Jeff said that he'd finally had enough, and he told someone that he was going to the local home improvement store to buy knee pads like the kind carpenters often wear.  The other person said, "Jeff, why don't we just buy tables instead?"  He told the story I think to illustrate how easy it is to get so busy that you get so focused on the task at hand that you can't think about the real problem and the best way to solve it.

I see this all the time, and it is an easy trap to fall into.  A good entrepreneur friend of mine doesn't have time to investigate buying a high-quality spam filter, so he spends time every day or two going through the spam to make sure nothing important is getting trapped by his low-quality spam filter.  It's like buying kneepads instead of a table.
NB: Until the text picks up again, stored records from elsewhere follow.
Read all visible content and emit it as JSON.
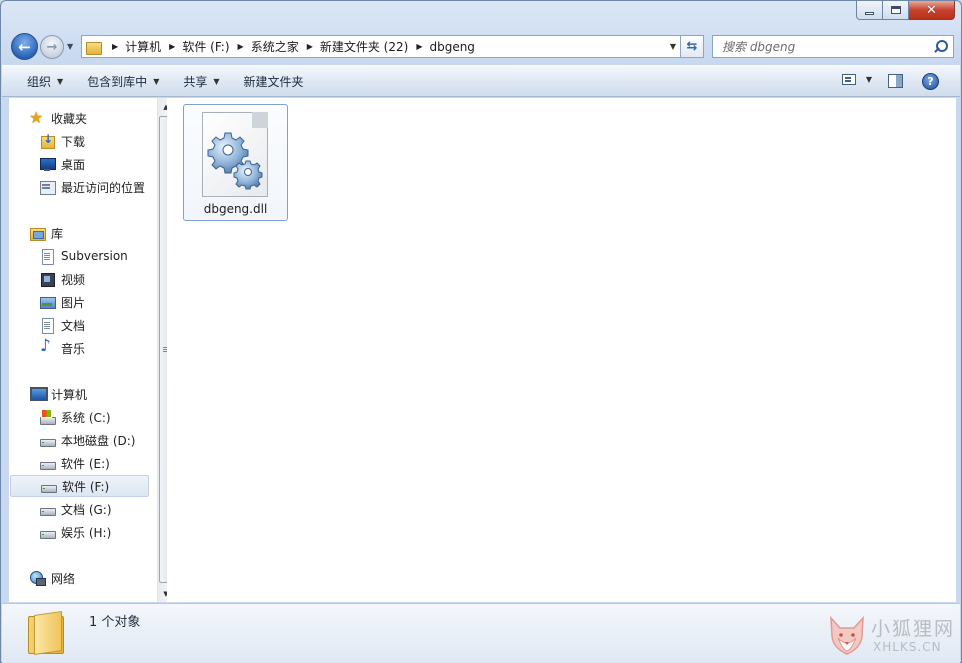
{
  "window": {
    "caption": {
      "minimize": "–",
      "maximize": "□",
      "close": "✕"
    }
  },
  "nav": {
    "back": "←",
    "forward": "→"
  },
  "address": {
    "crumbs": [
      "计算机",
      "软件 (F:)",
      "系统之家",
      "新建文件夹 (22)",
      "dbgeng"
    ]
  },
  "search": {
    "placeholder": "搜索 dbgeng"
  },
  "commands": [
    {
      "label": "组织",
      "dropdown": true
    },
    {
      "label": "包含到库中",
      "dropdown": true
    },
    {
      "label": "共享",
      "dropdown": true
    },
    {
      "label": "新建文件夹",
      "dropdown": false
    }
  ],
  "help": {
    "label": "?"
  },
  "sidebar": {
    "favorites": {
      "label": "收藏夹",
      "icon": "star-icon",
      "items": [
        {
          "label": "下载",
          "icon": "download-icon"
        },
        {
          "label": "桌面",
          "icon": "desktop-icon"
        },
        {
          "label": "最近访问的位置",
          "icon": "recent-icon"
        }
      ]
    },
    "libraries": {
      "label": "库",
      "icon": "library-icon",
      "items": [
        {
          "label": "Subversion",
          "icon": "document-icon"
        },
        {
          "label": "视频",
          "icon": "video-icon"
        },
        {
          "label": "图片",
          "icon": "picture-icon"
        },
        {
          "label": "文档",
          "icon": "document-icon"
        },
        {
          "label": "音乐",
          "icon": "music-icon"
        }
      ]
    },
    "computer": {
      "label": "计算机",
      "icon": "computer-icon",
      "items": [
        {
          "label": "系统 (C:)",
          "icon": "system-drive-icon"
        },
        {
          "label": "本地磁盘 (D:)",
          "icon": "drive-icon"
        },
        {
          "label": "软件 (E:)",
          "icon": "drive-icon"
        },
        {
          "label": "软件 (F:)",
          "icon": "drive-icon",
          "selected": true
        },
        {
          "label": "文档 (G:)",
          "icon": "drive-icon"
        },
        {
          "label": "娱乐 (H:)",
          "icon": "drive-icon"
        }
      ]
    },
    "network": {
      "label": "网络",
      "icon": "network-icon"
    }
  },
  "files": [
    {
      "name": "dbgeng.dll",
      "icon": "dll-file-icon"
    }
  ],
  "details": {
    "count": "1 个对象"
  },
  "watermark": {
    "cn": "小狐狸网",
    "en": "XHLKS.CN"
  },
  "colors": {
    "accent": "#2a64b8",
    "selection_border": "#7da2ce"
  }
}
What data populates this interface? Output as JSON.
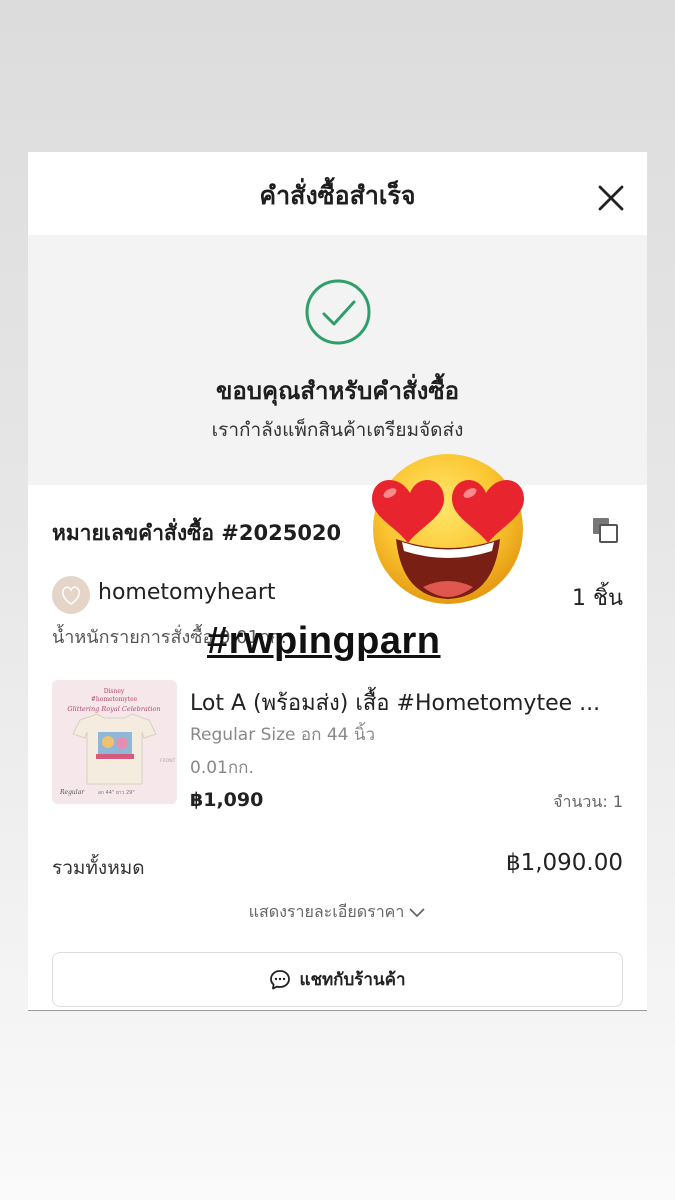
{
  "header": {
    "title": "คำสั่งซื้อสำเร็จ"
  },
  "confirmation": {
    "title": "ขอบคุณสำหรับคำสั่งซื้อ",
    "subtitle": "เรากำลังแพ็กสินค้าเตรียมจัดส่ง"
  },
  "order": {
    "number_label": "หมายเลขคำสั่งซื้อ #2025020",
    "shop_name": "hometomyheart",
    "item_count": "1 ชิ้น",
    "weight_line": "น้ำหนักรายการสั่งซื้อ 0.01กก."
  },
  "product": {
    "title": "Lot A (พร้อมส่ง) เสื้อ #Hometomytee ...",
    "variant": "Regular Size อก 44 นิ้ว",
    "weight": "0.01กก.",
    "price": "฿1,090",
    "quantity": "จำนวน: 1",
    "image_text": {
      "brand": "Disney",
      "collection": "#hometomytee",
      "name": "Glittering Royal Celebration",
      "size": "Regular",
      "measure": "อก 44\" ยาว 29\"",
      "side": "FRONT"
    }
  },
  "summary": {
    "total_label": "รวมทั้งหมด",
    "total_value": "฿1,090.00",
    "show_details": "แสดงรายละเอียดราคา"
  },
  "actions": {
    "chat_label": "แชทกับร้านค้า"
  },
  "overlay": {
    "hashtag": "#rwpingparn",
    "emoji": "heart-eyes-emoji"
  },
  "colors": {
    "success_green": "#2e9e6a",
    "background_gray": "#f3f3f3"
  }
}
I figured out a long time ago that as an entrepreneur, there would always be more for me to do than there was time to do it.  The first five years or so I stressed out about it all the time, thinking that I needed to work longer hours to get everything done.  I needed to get everything done, I thought.  I tended to work on the least important, most urgent tasks but then my friend Jim Lejeal pointed out that the CEO's job is to work on the most important tasks that only the CEO can do, and that the really important tasks are usually not perceived as urgent at all.  It's normal to have more than we can do, and I think it's good because if I have a lot of options for how to spend my time, I can try to choose the very best use of my time.  (It's a goal - I don't always spend my time on the most important thing - I'm human and I still spend time on silly stuff at times.  It helps keep me sane.)

I created a category on my task list as "The ONE Most Important Thing" just to remind me to think about the one really important thing each day that I can do to move the company forward.

So here's the tie-in back to my original help wanted post.  I was so busy, I didn't take five minutes to do something that will ultimately make me and other people at my company less busy.   Now I've done it and I can check it off my task list.  What have you not taken time to do, that if you'd just do it, would ultimately save you a lot of time and make your business or your life better?

February 6, 2008 in Entrepreneurship, Speech Recognition, Unified Communications | Permalink | Comments (4) | TrackBack

February 01, 2008

$30 billion to be spent on US network security

The front page of the InformationWeek website is all about the breaking story about Microsoft's bid to buy Yahoo!  That's interesting, but it wasn't the first story that caught my eye this morning, so I'll talk about this other little article that I read about this morning and let everyone else spin in circles about Microsoft and Yahoo!

According to George Hulme, who writes the InformationWeek Security Blog, the U.S. Federal government is planning on spending $6 billion on network security next year and up to $30 billion over the next seven years.  I'll have to admit, I have a hard time wrapping my head around just how much $30 billion is.  I guess one answer is, "Less than Microsoft plans to spend on buying Yahoo!"  From that perspective, having the federal government spend less than that over seven years seems like a good thing.  I'm sure we need good network security for our government.

But here's where a little perspective is helpful.  According to the article, "last year Infonetics Research estimated the entire worldwide network security appliance and software market to have reached $5 billion in 2007."

So we (it is our money after all) are going to spend more on networks security in one year than the worldwide market for network security appliances and software?

One final quote from the article.  "Unfortunately, the White House is being tight-lipped about the plan, citing that to explain the plan publicly would jeopardize security."

Wow.  Even if there is a big chunk of money allocated for speech-recognition enabled password reset products, that seems like an awful lot of money to me.  It makes Yahoo! seem like a bargain.

You can read the article here.

February 1, 2008 in Web/Tech | Permalink | Comments (1) | TrackBack